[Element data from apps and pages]
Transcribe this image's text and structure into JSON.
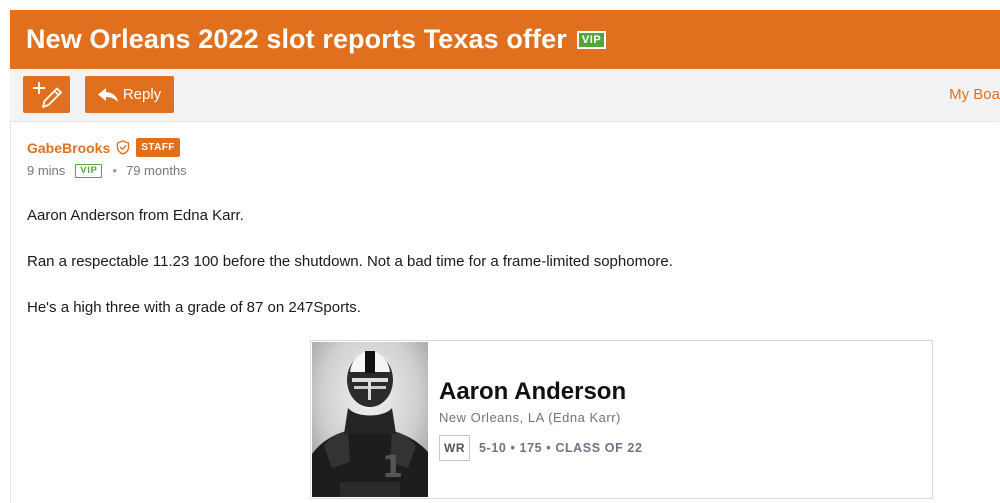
{
  "thread": {
    "title": "New Orleans 2022 slot reports Texas offer",
    "vip_badge": "VIP"
  },
  "toolbar": {
    "new_post_icon": "pen-plus-icon",
    "reply_icon": "reply-arrow-icon",
    "reply_label": "Reply",
    "my_boards_label": "My Boa"
  },
  "post": {
    "author": "GabeBrooks",
    "author_icon": "shield-icon",
    "staff_badge": "STAFF",
    "time_ago": "9 mins",
    "vip_badge": "VIP",
    "separator": "•",
    "membership": "79 months",
    "paragraphs": [
      "Aaron Anderson from Edna Karr.",
      "Ran a respectable 11.23 100 before the shutdown. Not a bad time for a frame-limited sophomore.",
      "He's a high three with a grade of 87 on 247Sports."
    ]
  },
  "player_card": {
    "name": "Aaron Anderson",
    "location": "New Orleans, LA (Edna Karr)",
    "position": "WR",
    "stats": "5-10 • 175 • CLASS OF 22"
  },
  "colors": {
    "brand_orange": "#e0701e",
    "vip_green": "#53a63a",
    "toolbar_bg": "#f3f3f3"
  }
}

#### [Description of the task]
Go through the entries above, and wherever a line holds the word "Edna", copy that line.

#### [Reply to the task]
      "Aaron Anderson from Edna Karr.",
    "location": "New Orleans, LA (Edna Karr)",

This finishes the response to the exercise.